TOKYO—Success is paying off for Japan's IKAROS solar sail mission: The team behind the spacecraft confirmed today that it flawlessly completed all the performance tests set for it during its planned 6-month life. As a reward, the Japan Aerospace Exploration Agency (JAXA) has extended the mission to March 2012.
"In half a year, we accomplished all the mission objectives," said mission manager Osamu Mori, of JAXA's Institute of Space and Astronautical Science in Sagamihara, near Tokyo. "Now we've set new objectives."
Launched 21 May along with JAXA's ill-fated Akatsuki Venus probe, IKAROS (the Interplanetary Kite-Craft Accelerated by Radiation of the Sun) successfully used centrifugal force to unfurl its 20 meter diagonal, 0.0075 milimeter thick polyimide sail and relied on the pressure of photons streaming from the sun for acceleration. Controllers tweaked the craft's attitude by turning liquid crystal devices on and off to vary the reflectance (and thus the photon pressure) across the sail. All of these accomplishments were spacefaring firsts, Mori says. (Two previous solar sail missions by other countries foundered on rocket failures.)
While sailing, the craft's suite of scientific instruments caught gamma ray bursts, collected data on space dust, and participated in very long baseline interferometry observations of celestial objects.
With the extended lease on life, the team will try new navigational tricks, such as varying the sail's angle toward the sun and changing the craft's trajectory. Mori called these "risky" maneuvers because they are not sure if the sail will remain fully extended. They intend to model the sail's behavior and the craft's response to plan future solar sail missions.
Their next solar sail project is already in the works. They intend to pair a solar sail 10 times larger than that of IKAROS with the ion engines that took the Hayabusa satellite to asteroid Itokawa and back for a mission to Jupiter. They are eyeing a 2019 or 2020 launch so this craft can rendezvous with planned U.S. and European missions for joint observations of the solar system's largest planet.
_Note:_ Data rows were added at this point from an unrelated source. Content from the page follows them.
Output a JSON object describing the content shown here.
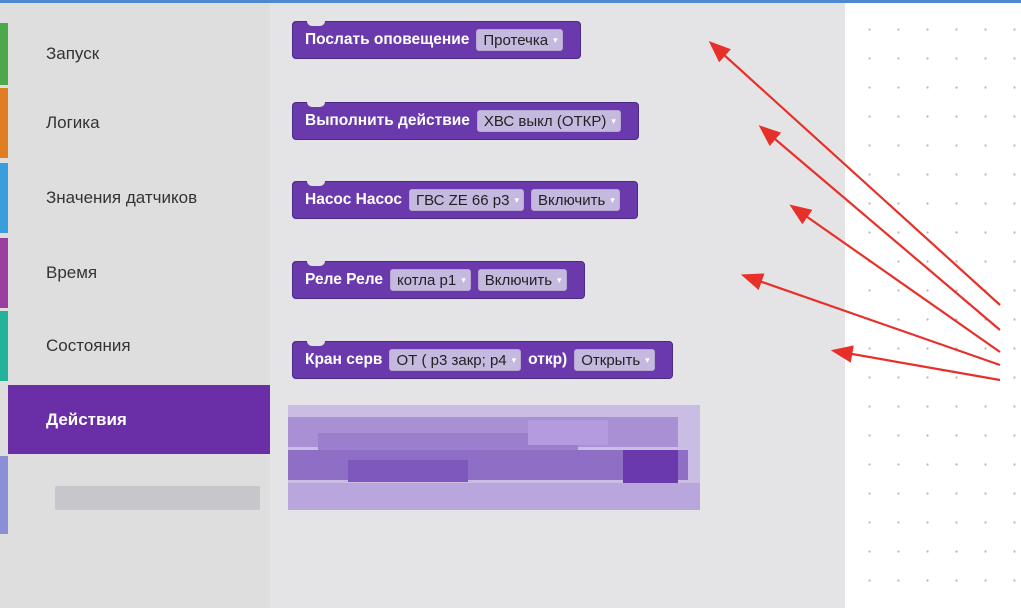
{
  "toolbox": {
    "categories": [
      {
        "label": "Запуск",
        "color": "#4ca84a"
      },
      {
        "label": "Логика",
        "color": "#e07f22"
      },
      {
        "label": "Значения датчиков",
        "color": "#3a9edc"
      },
      {
        "label": "Время",
        "color": "#9a3e9f"
      },
      {
        "label": "Состояния",
        "color": "#22b39a"
      },
      {
        "label": "Действия",
        "color": "#6a2fa6",
        "active": true
      }
    ],
    "blurred_item_color": "#8a8fd6"
  },
  "blocks": [
    {
      "segments": [
        {
          "type": "text",
          "value": "Послать оповещение"
        },
        {
          "type": "dropdown",
          "value": "Протечка"
        }
      ]
    },
    {
      "segments": [
        {
          "type": "text",
          "value": "Выполнить действие"
        },
        {
          "type": "dropdown",
          "value": "ХВС выкл (ОТКР)"
        }
      ]
    },
    {
      "segments": [
        {
          "type": "text",
          "value": "Насос Насос"
        },
        {
          "type": "dropdown",
          "value": "ГВС ZE 66 p3"
        },
        {
          "type": "dropdown",
          "value": "Включить"
        }
      ]
    },
    {
      "segments": [
        {
          "type": "text",
          "value": "Реле Реле"
        },
        {
          "type": "dropdown",
          "value": "котла p1"
        },
        {
          "type": "dropdown",
          "value": "Включить"
        }
      ]
    },
    {
      "segments": [
        {
          "type": "text",
          "value": "Кран серв"
        },
        {
          "type": "dropdown",
          "value": "ОТ ( p3 закр; p4"
        },
        {
          "type": "text",
          "value": "откр)"
        },
        {
          "type": "dropdown",
          "value": "Открыть"
        }
      ]
    }
  ],
  "colors": {
    "block_fill": "#6a3aad",
    "dropdown_fill": "#c6b9df",
    "annotation_arrow": "#e8302a"
  },
  "icons": {
    "dropdown_arrow": "▾"
  }
}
Separately, NASA on 21 January announced that its solar sail mission, NanoSail-D, once thought lost due to a malfunction, successfully deployed its sail and is working as planned. Solar sailing could usher in "a new age of discovery in the solar system," said Mori.